# PROBLEM REQUIREMENTS
Where does the string "Group" occur in the records? Copy each line that holds it.

# DATA FOR REVIEW

- - -

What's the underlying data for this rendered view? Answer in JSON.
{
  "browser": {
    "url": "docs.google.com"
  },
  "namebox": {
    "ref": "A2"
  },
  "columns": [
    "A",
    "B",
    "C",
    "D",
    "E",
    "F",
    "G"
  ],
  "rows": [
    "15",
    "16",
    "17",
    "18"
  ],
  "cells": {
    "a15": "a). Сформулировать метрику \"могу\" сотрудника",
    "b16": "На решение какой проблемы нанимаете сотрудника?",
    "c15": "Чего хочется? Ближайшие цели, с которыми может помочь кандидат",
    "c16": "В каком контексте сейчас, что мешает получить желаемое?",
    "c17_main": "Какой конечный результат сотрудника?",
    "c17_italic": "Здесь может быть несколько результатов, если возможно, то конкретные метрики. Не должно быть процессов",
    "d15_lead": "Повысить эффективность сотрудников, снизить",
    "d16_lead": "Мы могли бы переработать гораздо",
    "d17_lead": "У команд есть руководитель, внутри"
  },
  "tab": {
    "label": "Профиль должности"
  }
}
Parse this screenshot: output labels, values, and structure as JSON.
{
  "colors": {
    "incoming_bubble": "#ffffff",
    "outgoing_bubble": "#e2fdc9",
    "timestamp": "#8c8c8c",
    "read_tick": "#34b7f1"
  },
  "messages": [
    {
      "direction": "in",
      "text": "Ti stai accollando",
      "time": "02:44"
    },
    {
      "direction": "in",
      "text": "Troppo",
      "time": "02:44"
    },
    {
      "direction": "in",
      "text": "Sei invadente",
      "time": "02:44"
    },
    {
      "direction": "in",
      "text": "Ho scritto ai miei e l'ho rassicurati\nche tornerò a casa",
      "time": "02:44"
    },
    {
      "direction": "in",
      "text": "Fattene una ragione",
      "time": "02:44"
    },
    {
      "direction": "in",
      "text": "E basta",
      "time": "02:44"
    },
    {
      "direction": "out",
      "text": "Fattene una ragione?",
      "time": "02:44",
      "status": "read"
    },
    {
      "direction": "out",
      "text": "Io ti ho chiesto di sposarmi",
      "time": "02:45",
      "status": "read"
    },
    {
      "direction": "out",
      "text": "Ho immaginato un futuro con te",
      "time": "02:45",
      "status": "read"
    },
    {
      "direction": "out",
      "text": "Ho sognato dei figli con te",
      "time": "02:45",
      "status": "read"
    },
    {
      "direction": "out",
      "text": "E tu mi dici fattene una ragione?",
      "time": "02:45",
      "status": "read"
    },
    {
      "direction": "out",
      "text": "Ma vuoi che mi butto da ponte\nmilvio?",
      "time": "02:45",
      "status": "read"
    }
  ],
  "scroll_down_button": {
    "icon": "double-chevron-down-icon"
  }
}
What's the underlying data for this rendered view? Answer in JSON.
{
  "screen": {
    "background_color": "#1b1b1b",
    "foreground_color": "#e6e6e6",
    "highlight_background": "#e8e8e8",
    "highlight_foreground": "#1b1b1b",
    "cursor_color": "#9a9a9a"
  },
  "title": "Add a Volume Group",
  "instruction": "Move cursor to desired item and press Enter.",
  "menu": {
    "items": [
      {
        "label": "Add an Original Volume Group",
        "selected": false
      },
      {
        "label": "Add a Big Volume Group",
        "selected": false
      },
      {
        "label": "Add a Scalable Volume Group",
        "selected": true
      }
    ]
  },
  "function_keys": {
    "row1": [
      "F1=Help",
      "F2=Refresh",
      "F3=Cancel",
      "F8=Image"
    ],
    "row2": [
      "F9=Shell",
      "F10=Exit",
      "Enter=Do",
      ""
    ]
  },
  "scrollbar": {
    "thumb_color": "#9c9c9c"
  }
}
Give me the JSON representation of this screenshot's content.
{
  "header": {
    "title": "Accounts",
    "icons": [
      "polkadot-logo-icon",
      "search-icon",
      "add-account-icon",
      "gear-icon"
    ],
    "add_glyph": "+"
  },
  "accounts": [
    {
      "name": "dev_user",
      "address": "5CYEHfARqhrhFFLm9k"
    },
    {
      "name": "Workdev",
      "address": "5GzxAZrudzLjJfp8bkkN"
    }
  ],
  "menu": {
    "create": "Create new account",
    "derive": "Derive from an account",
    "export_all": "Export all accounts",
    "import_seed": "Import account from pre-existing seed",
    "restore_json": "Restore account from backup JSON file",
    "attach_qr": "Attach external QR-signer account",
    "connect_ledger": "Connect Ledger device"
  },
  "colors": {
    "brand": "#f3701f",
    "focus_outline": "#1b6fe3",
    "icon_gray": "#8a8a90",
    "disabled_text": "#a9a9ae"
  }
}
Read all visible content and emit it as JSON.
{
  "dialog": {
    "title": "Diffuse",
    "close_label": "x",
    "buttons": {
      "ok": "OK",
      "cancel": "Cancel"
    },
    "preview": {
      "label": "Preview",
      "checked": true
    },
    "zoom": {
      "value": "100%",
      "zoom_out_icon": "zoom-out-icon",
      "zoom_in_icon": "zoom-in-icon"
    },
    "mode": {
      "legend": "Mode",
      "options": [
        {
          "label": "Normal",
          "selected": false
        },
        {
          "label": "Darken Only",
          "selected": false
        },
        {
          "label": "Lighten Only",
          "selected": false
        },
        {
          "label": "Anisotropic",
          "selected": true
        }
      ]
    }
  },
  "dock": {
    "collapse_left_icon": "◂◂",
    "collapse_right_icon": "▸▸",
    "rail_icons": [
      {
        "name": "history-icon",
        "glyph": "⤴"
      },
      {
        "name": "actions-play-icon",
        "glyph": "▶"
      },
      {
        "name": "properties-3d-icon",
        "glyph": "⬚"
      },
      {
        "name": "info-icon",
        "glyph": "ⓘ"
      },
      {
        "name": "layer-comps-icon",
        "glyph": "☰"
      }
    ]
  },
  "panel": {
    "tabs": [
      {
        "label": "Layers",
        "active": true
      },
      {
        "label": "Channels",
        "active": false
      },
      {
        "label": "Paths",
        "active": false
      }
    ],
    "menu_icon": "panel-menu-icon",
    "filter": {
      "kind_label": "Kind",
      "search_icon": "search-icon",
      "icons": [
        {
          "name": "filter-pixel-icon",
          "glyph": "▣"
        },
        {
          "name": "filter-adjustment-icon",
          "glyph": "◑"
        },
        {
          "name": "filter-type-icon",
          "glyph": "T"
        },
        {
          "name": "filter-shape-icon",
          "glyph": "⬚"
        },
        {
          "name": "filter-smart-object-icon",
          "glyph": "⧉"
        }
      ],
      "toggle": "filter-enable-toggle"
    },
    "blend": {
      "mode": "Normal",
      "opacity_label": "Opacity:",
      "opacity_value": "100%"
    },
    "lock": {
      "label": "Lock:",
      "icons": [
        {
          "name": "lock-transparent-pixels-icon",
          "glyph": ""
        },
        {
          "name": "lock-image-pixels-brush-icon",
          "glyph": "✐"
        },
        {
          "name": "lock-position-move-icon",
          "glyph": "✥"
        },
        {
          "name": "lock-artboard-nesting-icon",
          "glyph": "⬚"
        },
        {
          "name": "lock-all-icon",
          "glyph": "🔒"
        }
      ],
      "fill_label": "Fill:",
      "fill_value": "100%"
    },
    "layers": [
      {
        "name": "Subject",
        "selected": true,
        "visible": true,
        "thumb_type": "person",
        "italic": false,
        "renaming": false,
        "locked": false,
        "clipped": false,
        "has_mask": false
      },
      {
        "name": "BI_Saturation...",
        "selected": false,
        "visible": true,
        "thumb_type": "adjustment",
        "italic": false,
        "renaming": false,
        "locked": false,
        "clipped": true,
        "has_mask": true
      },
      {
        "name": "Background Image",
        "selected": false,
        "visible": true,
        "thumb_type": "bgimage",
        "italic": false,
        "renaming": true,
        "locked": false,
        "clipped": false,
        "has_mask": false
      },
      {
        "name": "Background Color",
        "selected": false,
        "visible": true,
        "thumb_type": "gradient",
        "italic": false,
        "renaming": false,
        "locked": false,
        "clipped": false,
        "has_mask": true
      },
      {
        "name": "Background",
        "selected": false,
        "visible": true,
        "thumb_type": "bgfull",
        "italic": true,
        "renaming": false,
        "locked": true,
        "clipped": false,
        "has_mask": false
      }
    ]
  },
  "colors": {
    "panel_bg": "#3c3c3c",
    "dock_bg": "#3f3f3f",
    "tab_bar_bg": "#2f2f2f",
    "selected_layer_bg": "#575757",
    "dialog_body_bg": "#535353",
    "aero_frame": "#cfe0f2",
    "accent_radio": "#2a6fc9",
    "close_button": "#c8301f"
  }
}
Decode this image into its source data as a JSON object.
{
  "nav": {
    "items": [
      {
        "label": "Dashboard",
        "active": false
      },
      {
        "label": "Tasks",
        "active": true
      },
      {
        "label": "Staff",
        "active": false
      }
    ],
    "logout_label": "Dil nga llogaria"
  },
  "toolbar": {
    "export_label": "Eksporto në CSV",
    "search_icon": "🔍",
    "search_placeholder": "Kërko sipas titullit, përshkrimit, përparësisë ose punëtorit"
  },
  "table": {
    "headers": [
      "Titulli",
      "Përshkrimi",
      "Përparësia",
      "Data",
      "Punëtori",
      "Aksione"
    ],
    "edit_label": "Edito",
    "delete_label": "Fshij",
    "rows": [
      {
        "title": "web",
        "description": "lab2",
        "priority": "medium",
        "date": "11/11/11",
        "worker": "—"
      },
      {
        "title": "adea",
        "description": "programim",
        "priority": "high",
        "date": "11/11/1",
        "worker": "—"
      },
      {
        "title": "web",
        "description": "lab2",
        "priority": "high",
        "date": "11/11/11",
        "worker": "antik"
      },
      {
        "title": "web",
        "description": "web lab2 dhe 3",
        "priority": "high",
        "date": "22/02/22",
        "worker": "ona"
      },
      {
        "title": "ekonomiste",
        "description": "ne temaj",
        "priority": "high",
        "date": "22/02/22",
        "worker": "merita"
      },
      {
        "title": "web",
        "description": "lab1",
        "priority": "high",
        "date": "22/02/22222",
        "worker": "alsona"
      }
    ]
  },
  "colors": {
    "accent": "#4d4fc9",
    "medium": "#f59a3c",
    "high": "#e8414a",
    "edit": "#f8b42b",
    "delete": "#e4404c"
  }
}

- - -

# REPLY TO THE EXERCISE
  "title": "Add a Volume Group",
        "label": "Add an Original Volume Group",
        "label": "Add a Big Volume Group",
        "label": "Add a Scalable Volume Group",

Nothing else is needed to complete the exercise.